French warplanes hit a town newly seized by Islamists in Mali as African troops yesterday prepared to join the offensive which has sent the jihadists fleeing from their northern strongholds.
France on Monday secured UN backing for its campaign launched four days earlier to halt a southward advance on the capital, Bamako, by Islamist fighters who have controlled northern Mali since April last year.
A contingent of 750 French troops has been sent to bolster Malian forces against the well-armed rebels. Defense sources say the force will eventually rise to 2,500.
Since the French air offensive was launched on Friday, the Islamists have fled three key towns under their control: Timbuktu, where residents have suffered some of worst abuses of the past 10 months, as well as Gao, also in the north, and Douentza in Mali’s center.
Though driven from their strongholds by French Rafale fighter jets, the Islamists struck back Monday in the government-held south, capturing the small town of Diabaly about 400km north of Bamako.

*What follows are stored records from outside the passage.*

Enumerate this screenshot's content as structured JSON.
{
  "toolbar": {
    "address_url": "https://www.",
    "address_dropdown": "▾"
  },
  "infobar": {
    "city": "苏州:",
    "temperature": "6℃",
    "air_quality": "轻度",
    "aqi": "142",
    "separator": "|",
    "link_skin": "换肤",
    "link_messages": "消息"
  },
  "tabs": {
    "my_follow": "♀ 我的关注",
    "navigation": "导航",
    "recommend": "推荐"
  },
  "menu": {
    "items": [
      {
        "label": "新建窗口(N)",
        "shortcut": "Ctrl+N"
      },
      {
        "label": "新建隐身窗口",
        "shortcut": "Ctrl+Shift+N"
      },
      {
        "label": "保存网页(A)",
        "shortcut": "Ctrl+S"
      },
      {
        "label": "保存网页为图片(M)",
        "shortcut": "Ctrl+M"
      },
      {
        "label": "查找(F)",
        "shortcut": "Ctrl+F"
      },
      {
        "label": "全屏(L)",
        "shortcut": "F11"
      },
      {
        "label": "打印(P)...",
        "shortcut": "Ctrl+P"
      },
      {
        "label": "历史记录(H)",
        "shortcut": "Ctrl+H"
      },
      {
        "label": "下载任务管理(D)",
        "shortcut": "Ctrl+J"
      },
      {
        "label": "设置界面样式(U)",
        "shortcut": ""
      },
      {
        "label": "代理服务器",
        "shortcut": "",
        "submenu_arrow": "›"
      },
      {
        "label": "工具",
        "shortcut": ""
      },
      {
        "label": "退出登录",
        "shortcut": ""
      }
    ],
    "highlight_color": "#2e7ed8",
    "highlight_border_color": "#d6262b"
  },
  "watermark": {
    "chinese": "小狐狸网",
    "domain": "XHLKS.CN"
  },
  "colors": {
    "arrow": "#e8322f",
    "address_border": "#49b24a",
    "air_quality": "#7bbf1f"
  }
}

French planes hit Diabaly overnight, according to a security source who told reporters at least five Islamists were killed and many injured. A resident of a town some 20km from Diabaly told reporters he had seen armed Islamists fleeing after the strikes.

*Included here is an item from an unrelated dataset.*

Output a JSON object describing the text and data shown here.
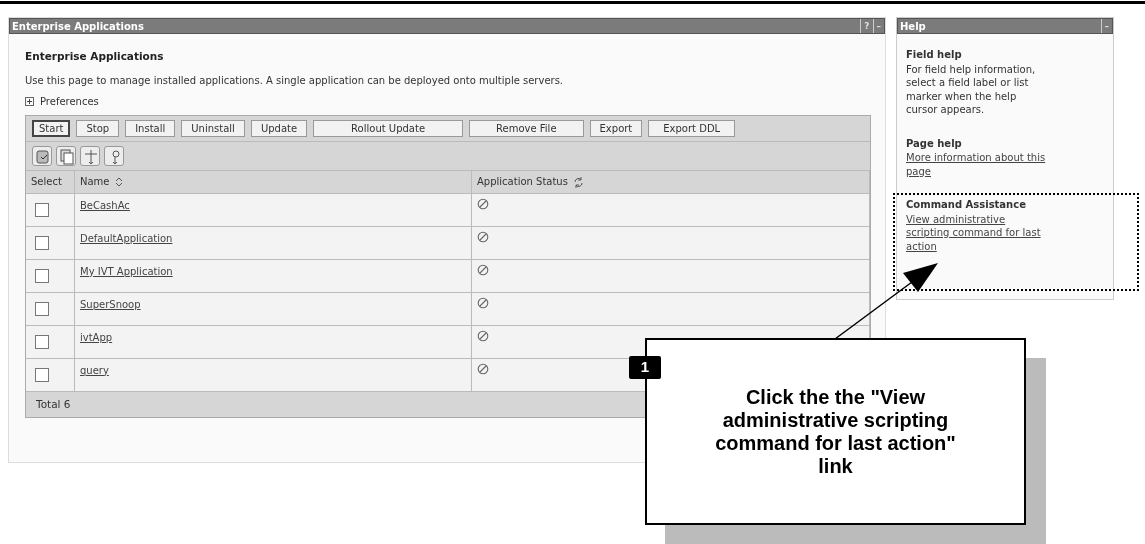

French President Francois Hollande, speaking from the French military base in Abu Dhabi, said the night’s strikes had “achieved their goal.”

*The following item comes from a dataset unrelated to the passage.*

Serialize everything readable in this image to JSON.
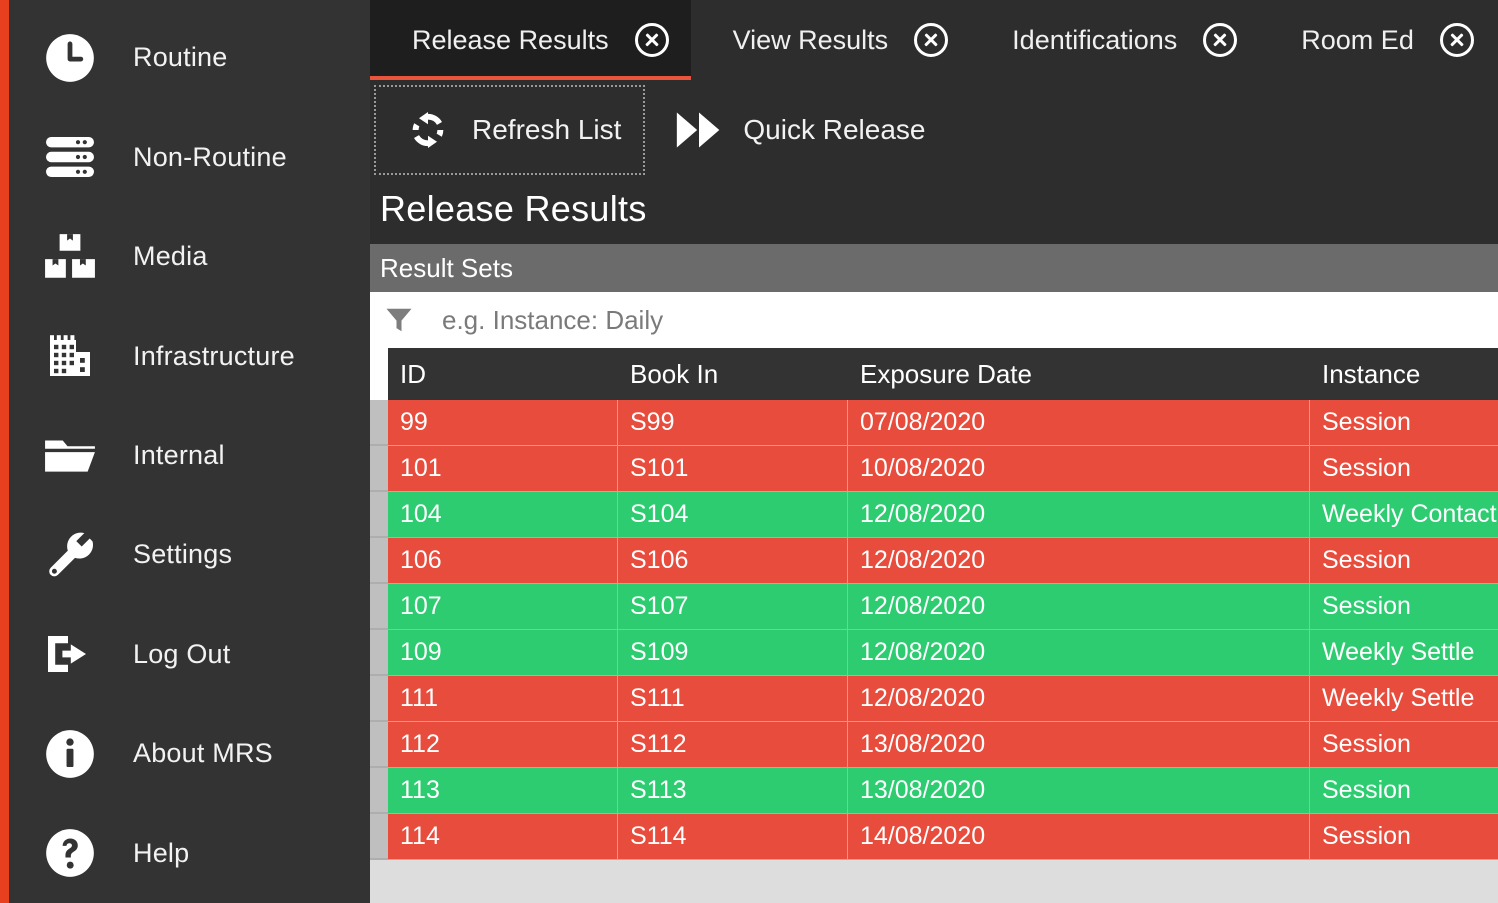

France and other UN Security Council countries want to speed up the deployment of a UN-mandated, 3,300-strong west African intervention force in Mali, held up by disagreements among its contributors.
West African army chiefs were to meet in Bamako later yesterday to plan the deployment.
Nigeria, which will lead the force, plans to have 600 troops on the ground in Mali “before next week,” Nigerian President Goodluck Jonathan said.
Benin, Ghana, Niger, Senegal, Burkina Faso and Togo have also pledged troops.